Every single day, everyone must arrive at school with a face-covering and a copy of their health screenings. In order to be granted entry into the school, health screenings must be shown to a school official. Moreover, masks are mandated for everyone present within the school. If you don’t have a mask, one will be provided for you. Additionally, the importance of ventilation was highlighted in the health and safety of schools and its students. Two air purifiers have been added to each classroom in order to increase air circulation, along with windows and doors remaining open. Hand sanitizers and disinfectant wipes are also accessible in every room on campus.

As shown above, hand sanitizer as well as other disinfectant materials are widely encouraged to be used. They are available in every classroom. (Sirajum Munira)

A “new normal” is one of the many ways to describe the state of the way the world is now compared to pre-pandemic life. Zhu gives her own interpretation of this phrase: “Even though it’s hard to let go of what our lives were like before COVID-19, it’s also critical that we acknowledge that we will never return to life as the way it was.
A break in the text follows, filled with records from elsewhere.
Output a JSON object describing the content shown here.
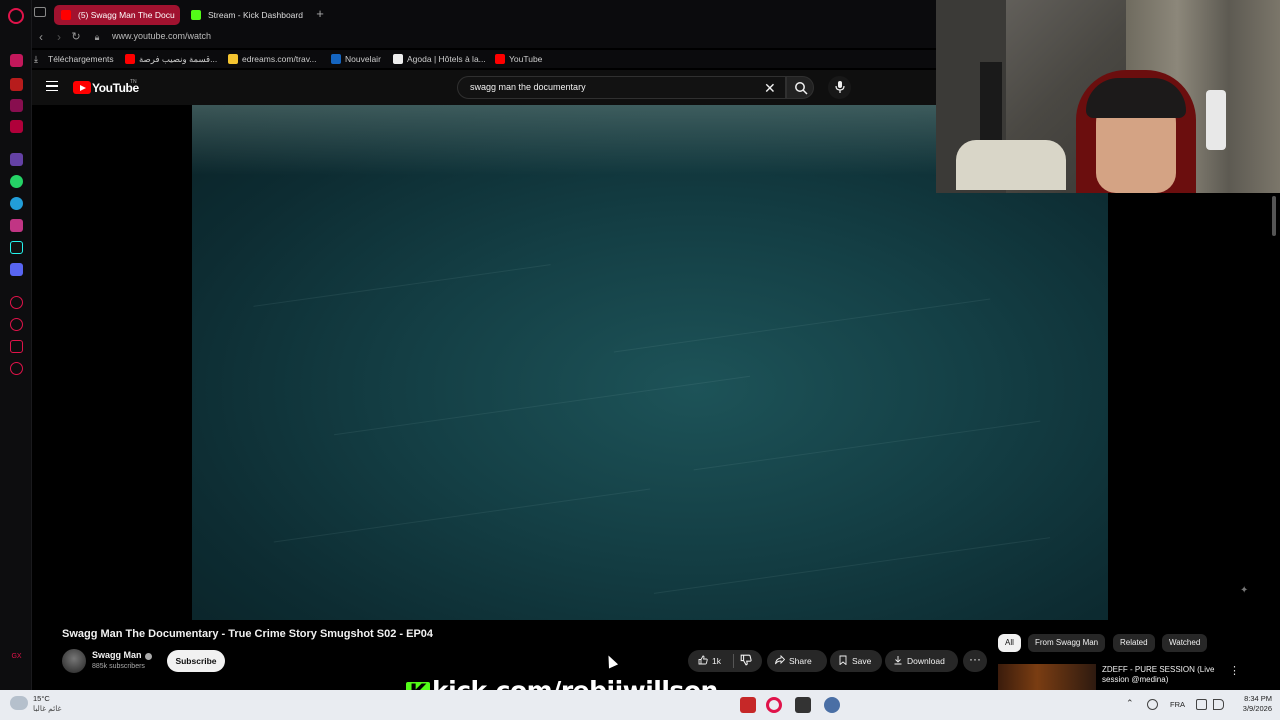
{
  "browser": {
    "tabs": [
      {
        "label": "(5) Swagg Man The Docu",
        "active": true,
        "favicon_color": "#ff0000"
      },
      {
        "label": "Stream - Kick Dashboard",
        "active": false,
        "favicon_color": "#53fc18"
      }
    ],
    "new_tab_symbol": "+",
    "url": "www.youtube.com/watch",
    "bookmarks": [
      {
        "label": "Téléchargements",
        "icon": "download-icon"
      },
      {
        "label": "قسمة ونصيب فرصة...",
        "icon": "youtube-icon"
      },
      {
        "label": "edreams.com/trav...",
        "icon": "edreams-icon"
      },
      {
        "label": "Nouvelair",
        "icon": "nouvelair-icon"
      },
      {
        "label": "Agoda | Hôtels à la...",
        "icon": "agoda-icon"
      },
      {
        "label": "YouTube",
        "icon": "youtube-icon"
      }
    ]
  },
  "youtube": {
    "logo_text": "YouTube",
    "logo_tm": "TN",
    "search_query": "swagg man the documentary",
    "clear_symbol": "✕",
    "video": {
      "title": "Swagg Man The Documentary - True Crime Story Smugshot S02 - EP04"
    },
    "channel": {
      "name": "Swagg Man",
      "subscribers": "885k subscribers",
      "subscribe_label": "Subscribe"
    },
    "actions": {
      "like_count": "1k",
      "share_label": "Share",
      "save_label": "Save",
      "download_label": "Download",
      "more_symbol": "···"
    },
    "chips": [
      "All",
      "From Swagg Man",
      "Related",
      "Watched"
    ],
    "recommendation": {
      "title": "ZDEFF - PURE SESSION (Live session @medina)",
      "more_symbol": "⋮"
    }
  },
  "overlay": {
    "kick_letter": "K",
    "kick_text": "kick.com/rebiiwillson"
  },
  "taskbar": {
    "temperature": "15°C",
    "weather_text": "غائم غالبا",
    "language": "FRA",
    "time": "8:34 PM",
    "date": "3/9/2026"
  },
  "colors": {
    "accent": "#a1122f",
    "youtube_red": "#ff0000",
    "kick_green": "#53fc18"
  }
}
Instead, everyone must play their role in helping to eradicate as much of COVID-19 as we can so that we can continue our lives with some semblance of normalcy, even if this normal is different from what we expected it to be.”

In the future, the pre-pandemic status quo isn’t guaranteed, but with these changing times we could create a new version of normalcy, one fit for the era.

“I’m a senior and it definitely feels great to be back in the building again. This year was an intense transition for me because I take public transportation from southwest Queens every day to Bronx Science,” said Victoria Diaz ’22.

Print Friendly, PDF & Email